New York City Health Atlas

Injury ER Visits

Compare This Metric

Description

Number of emergency room visits for injuries, poisonings, or accidents.


Calculation

Number of ER visits for injuries per 1,000 population.


Source

Statewide Planning and Research Cooperative System (SPARCS) Outpatient Data, 2011-2013.


Years of Data

2011-2013


Additional Resources

City Wide Average

76.0

Census Tract 2034500 Average

41.9

Averages

Hide Show

76.0 City-Wide
103.2 Bronx
41.9 Tract

Census Tract 2034500

Hide Show

Injury ER Visit Rate Population (2011-2013)
All 41.9 10,738

Sex

Female 39.5 5,718
Male 57.5 5,013

Race/Ethnicity

Asian/Pacific Islander 9.9 1,415
Black 115.9 1,130
Hispanic 71.5 2,420
White 14.6 5,210

Age

0-14 years 56.6 1,856
15-24 years 68.8 1,309
25-34 years 46.6 1,739
35-44 years 34.7 1,238
45-54 years 36.9 1,465
55-64 years 22.7 1,365
65-74 years 22.5 978
75+ years 31.0 775
Download Table (.CSV)

Correlation Is Not Causation

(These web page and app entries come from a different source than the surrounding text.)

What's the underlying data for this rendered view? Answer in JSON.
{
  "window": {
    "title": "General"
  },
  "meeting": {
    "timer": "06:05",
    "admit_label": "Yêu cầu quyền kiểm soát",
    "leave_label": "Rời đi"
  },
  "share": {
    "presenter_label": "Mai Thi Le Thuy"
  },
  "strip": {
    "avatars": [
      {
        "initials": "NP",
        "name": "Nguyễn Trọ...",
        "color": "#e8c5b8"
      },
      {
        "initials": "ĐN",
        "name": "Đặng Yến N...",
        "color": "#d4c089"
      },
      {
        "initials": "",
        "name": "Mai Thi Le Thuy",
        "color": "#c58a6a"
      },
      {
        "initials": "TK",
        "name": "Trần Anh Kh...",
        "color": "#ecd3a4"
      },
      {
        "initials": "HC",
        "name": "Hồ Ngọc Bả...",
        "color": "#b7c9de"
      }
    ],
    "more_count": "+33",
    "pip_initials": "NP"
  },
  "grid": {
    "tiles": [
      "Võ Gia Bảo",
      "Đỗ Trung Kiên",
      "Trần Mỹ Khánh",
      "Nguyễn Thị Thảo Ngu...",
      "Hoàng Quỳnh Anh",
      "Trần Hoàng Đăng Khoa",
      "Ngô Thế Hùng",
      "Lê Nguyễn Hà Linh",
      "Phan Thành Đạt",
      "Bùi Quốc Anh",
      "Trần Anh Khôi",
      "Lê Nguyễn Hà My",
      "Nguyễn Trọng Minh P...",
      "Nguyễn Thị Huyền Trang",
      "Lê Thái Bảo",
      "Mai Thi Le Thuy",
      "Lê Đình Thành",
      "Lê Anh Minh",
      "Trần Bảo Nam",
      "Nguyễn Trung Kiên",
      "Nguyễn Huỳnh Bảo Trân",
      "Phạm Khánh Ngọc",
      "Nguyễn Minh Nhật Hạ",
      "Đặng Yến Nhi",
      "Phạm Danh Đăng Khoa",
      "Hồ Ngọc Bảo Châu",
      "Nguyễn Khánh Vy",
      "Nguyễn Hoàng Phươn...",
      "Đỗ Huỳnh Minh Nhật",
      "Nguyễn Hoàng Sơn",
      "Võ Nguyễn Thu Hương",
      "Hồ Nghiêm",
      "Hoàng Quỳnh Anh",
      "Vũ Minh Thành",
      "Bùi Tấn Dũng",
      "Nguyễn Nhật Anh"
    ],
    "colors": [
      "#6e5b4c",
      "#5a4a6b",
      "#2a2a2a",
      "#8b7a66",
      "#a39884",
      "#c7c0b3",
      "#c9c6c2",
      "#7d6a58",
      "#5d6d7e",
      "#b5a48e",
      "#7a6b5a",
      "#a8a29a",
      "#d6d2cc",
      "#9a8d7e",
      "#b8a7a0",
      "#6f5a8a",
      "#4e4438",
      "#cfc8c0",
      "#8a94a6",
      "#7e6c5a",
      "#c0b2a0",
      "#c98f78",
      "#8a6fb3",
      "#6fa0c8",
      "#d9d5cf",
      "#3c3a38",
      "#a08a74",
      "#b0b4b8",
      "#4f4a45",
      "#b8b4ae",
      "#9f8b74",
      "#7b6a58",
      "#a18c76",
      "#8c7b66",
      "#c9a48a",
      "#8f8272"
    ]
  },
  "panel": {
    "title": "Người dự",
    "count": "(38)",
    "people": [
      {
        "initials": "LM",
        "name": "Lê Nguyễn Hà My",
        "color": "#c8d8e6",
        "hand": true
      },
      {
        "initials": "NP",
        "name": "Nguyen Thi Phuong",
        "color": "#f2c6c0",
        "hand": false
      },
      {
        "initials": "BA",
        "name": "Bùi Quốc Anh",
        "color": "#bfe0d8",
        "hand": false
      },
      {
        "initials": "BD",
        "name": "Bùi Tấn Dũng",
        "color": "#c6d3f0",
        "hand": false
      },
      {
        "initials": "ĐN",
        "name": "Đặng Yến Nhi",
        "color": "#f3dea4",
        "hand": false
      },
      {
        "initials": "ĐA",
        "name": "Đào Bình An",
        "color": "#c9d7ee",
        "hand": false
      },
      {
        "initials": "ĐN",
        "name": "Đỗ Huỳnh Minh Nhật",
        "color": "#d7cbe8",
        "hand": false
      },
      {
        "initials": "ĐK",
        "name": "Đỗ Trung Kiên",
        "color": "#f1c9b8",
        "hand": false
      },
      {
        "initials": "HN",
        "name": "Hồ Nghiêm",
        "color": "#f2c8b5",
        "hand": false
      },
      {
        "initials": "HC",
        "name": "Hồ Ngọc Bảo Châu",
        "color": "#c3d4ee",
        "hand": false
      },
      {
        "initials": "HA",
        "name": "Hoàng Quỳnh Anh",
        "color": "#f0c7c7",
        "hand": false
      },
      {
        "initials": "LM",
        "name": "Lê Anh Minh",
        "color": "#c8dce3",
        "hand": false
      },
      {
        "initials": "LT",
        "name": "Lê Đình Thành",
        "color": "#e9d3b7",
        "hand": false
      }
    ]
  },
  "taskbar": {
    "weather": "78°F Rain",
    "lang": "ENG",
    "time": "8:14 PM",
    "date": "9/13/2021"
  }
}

In statistics, correlation is a measure of association between two numeric variables. The strength of correlation between two variables is represented by the correlation coefficient, represented by the abbreviation r. Correlation coefficients range between -1 to 1.

Though the correlation coefficient indicates the strength of an association, it does not provide information about whether the change in one variable is caused by the other.

For example, if the correlation between adult smoking prevalence and child poverty is 0.7—a strong correlation—we cannot say either that adult smoking causes child poverty or, inversely, that child poverty causes smoking. We only know that as one of these variables increases, the other tends to increases.